Transcript from the "Depth-First Search" Lesson
>> So now, we're gonna go A, B, C, D, E, I wanna say, F was down here, G, H, I, there we go. I think I just created the exact same graph, fantastic. We created the same graph. All right, so now, we're gonna do a depth-first search. All right, so depth-first search is kind of like the opposite of a breadth-first search, it uses your stack as a way to maintain things.
[00:00:33] So last time we used a Q for a breadth-first search, I know Q is not spelt with 1Q, but it's just easy to write that way. Depth-first search is gonna use your recursive stack, you can technically just use a stack, and then keep track of where you're at and added pushed to the stack.
[00:00:48] If you need to really be caring about optimizations in like a compiled language, that could be a really awesome way to avoid things. In-lining it I think pretty much yields the same operation. I don't know I have never tested, but with the depth-first search, we're gonna start here, and then, we have to have some rules, right?
[00:01:02] So my general rule is that, I'm gonna start and I'm gonna always add things from top to bottom, okay? Makes sense, so that means, we start with A, is our starting node. Well, I'm gonna have to go over each child, right? For each child, we need to visit that child, right?
[00:01:17] So now, I need to go visit each child. Whatever that child is here at C, there we go. So we're gonna have to kind of do that thing. So I'm just gonna try to iterate them in correct item, which means, we're in-function visit right here, which means that we're just gonna recursively call it.
[00:01:31] So A will be visited. And then that means we're gonna have to add B and C, but since it's recursive, we just go to B, B will then be visited. Now, we do B's children, which Which is D and A. A has already been seen, D will be next.
[00:01:43] So now we visit D, and now D starts going with its children. We'll go this way. We hit B first. We've already seen B. Therefore, we're gonna go to C. C will then be visited, and then, we go to F, F will be visited next. Then we'll go to G, G will be visited next.
[00:01:57] Then we'll go to H, H will be visited next. Then we'll go to E, E will be visited next. And then, we kind of have to do this whole unwinding for, wait, hold on, whoa, whoa, whoa, whoa, I went into breath-first there for a second. We get to H, H has children, so therefore, we're gonna go to I, I has no children, we walk back once, we go to H, H has no more children.
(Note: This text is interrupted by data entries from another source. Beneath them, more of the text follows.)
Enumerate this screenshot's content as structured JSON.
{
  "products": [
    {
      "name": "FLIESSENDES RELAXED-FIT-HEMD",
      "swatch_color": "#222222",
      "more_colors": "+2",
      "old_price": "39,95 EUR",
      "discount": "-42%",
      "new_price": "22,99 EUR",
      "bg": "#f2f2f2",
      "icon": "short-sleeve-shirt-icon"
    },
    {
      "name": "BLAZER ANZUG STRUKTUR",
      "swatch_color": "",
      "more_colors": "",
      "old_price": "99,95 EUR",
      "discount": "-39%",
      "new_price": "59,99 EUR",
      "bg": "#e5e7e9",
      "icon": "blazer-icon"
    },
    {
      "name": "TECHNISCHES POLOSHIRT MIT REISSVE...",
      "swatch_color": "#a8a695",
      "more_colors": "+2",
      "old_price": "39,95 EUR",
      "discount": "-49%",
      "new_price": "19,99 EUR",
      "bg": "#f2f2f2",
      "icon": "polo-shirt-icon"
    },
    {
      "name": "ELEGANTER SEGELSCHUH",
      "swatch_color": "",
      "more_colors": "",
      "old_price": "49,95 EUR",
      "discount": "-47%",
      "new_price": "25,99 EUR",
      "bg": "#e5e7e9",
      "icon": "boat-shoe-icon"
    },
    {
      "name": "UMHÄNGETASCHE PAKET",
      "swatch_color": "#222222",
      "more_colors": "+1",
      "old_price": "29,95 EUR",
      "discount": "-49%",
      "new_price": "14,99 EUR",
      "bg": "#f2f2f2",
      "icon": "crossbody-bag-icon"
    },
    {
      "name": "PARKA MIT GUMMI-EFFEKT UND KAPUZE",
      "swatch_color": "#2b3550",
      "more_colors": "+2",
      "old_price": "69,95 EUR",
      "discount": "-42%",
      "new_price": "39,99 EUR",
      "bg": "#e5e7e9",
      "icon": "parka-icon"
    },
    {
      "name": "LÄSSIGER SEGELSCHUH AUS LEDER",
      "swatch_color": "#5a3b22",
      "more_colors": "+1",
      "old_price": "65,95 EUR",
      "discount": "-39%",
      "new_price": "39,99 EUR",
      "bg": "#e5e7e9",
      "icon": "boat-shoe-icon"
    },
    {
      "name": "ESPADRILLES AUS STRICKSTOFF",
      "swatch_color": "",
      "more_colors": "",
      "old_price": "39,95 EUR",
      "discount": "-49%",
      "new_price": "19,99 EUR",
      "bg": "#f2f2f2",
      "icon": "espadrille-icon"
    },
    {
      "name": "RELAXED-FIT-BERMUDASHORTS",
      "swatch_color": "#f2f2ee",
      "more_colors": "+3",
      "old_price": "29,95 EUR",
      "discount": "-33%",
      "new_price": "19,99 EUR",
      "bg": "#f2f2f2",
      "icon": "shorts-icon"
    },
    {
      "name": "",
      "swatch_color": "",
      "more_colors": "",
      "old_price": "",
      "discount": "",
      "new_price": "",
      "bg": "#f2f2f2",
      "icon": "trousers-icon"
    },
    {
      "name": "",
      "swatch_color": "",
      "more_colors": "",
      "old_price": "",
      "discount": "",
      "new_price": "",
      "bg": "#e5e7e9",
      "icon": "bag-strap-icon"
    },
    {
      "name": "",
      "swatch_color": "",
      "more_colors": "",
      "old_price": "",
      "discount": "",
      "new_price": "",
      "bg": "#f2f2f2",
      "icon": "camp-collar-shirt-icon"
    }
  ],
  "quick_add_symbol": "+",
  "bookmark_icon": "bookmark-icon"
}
[00:02:15] We go back to D, D has more children, E, now, we visit E, E has no children, go back to D, D has already visited all their children. And go back to B, B now has visited all of its children. We go back to A, A has now visited all of its, or not all of its children, it tries to visit C, C has already been visited.
[00:02:29] We go back to A, we're done. Okay, so you kind of do it in the recursive style. That's a depth-first search, so what is the runtime, of course? You have to visit everything, you have to traverse every single node. So that's a classic, that's the classic E+V, right?
[00:02:43] But E is larger than V, everyone knows that. So therefore, you just say E, E's fantastic. Same thing with breadth-first search. Now, there's a pretty neat application you can do with depth-first search. Let's pretend for a second that this is actually a directive graph. All right, whoopsies, wrong direction there.
[00:03:06] And this happens to be your module graph. Like this is how you built your program. These are all files and A requires B and C, which requires D, D requires E, H, G and F, and H requires I. So, if I were to start at A and do a depth-first search in post order traversal, right?
[00:03:27] Meaning, I add them after I'm done visiting every last possible child, I will actually come up with your module graph or this is known as topological sort. We're gonna sort them in the order in which we visit them last. So, we start with A, we go to B, B goes to D, D goes to E, there's no children left.
[00:03:50] E, all right, we come back to D, D goes to H, H goes to I, there's no more children. I, we go back, there's no more children for H, we put an H. We go back to D, we visit G, there's no more children, G. We go back to D, go to F, there's no more children, F.
[00:04:11] We go back to D, and now we're like, okay, look, notice that it's directed towards D, we cannot take this path backwards. No more children left for D, we load in D, we go back to B, there's no more children left for B, we put in B. We go back to A, A still has a child left, C, we visit C, D's already been visited, no need to do that, and then, finally, we end back at A, no more children left, this would be it's topological sort.
[00:04:34] Now, you can technically start at any node, and it will produce slightly different variants of this, like if we were to start at H, we would get I than H, which is slightly different here. But then we'd have to pick another node, we'd have to go say to B, and then B would produce most of the rest of the graph and end right here, then we do a which would produce C and then A.
[00:04:55] And so, there might be slight different ordering, cuz you can imagine that C could be in place of B, B could be in place of C, depending on how you choose which child to visit or how they're stored in what order. Just wanted to show you that, so this is called topological sort, pretty neat.
[00:05:08] I thought it was pretty neat, good times, right? You get, you can use this. So if you had to build Webpack really quickly, you might need to do a little topological sorting. There you go, okay? So, introduction to graphs, everyone's feeling pretty good right now, or feeling happy about it?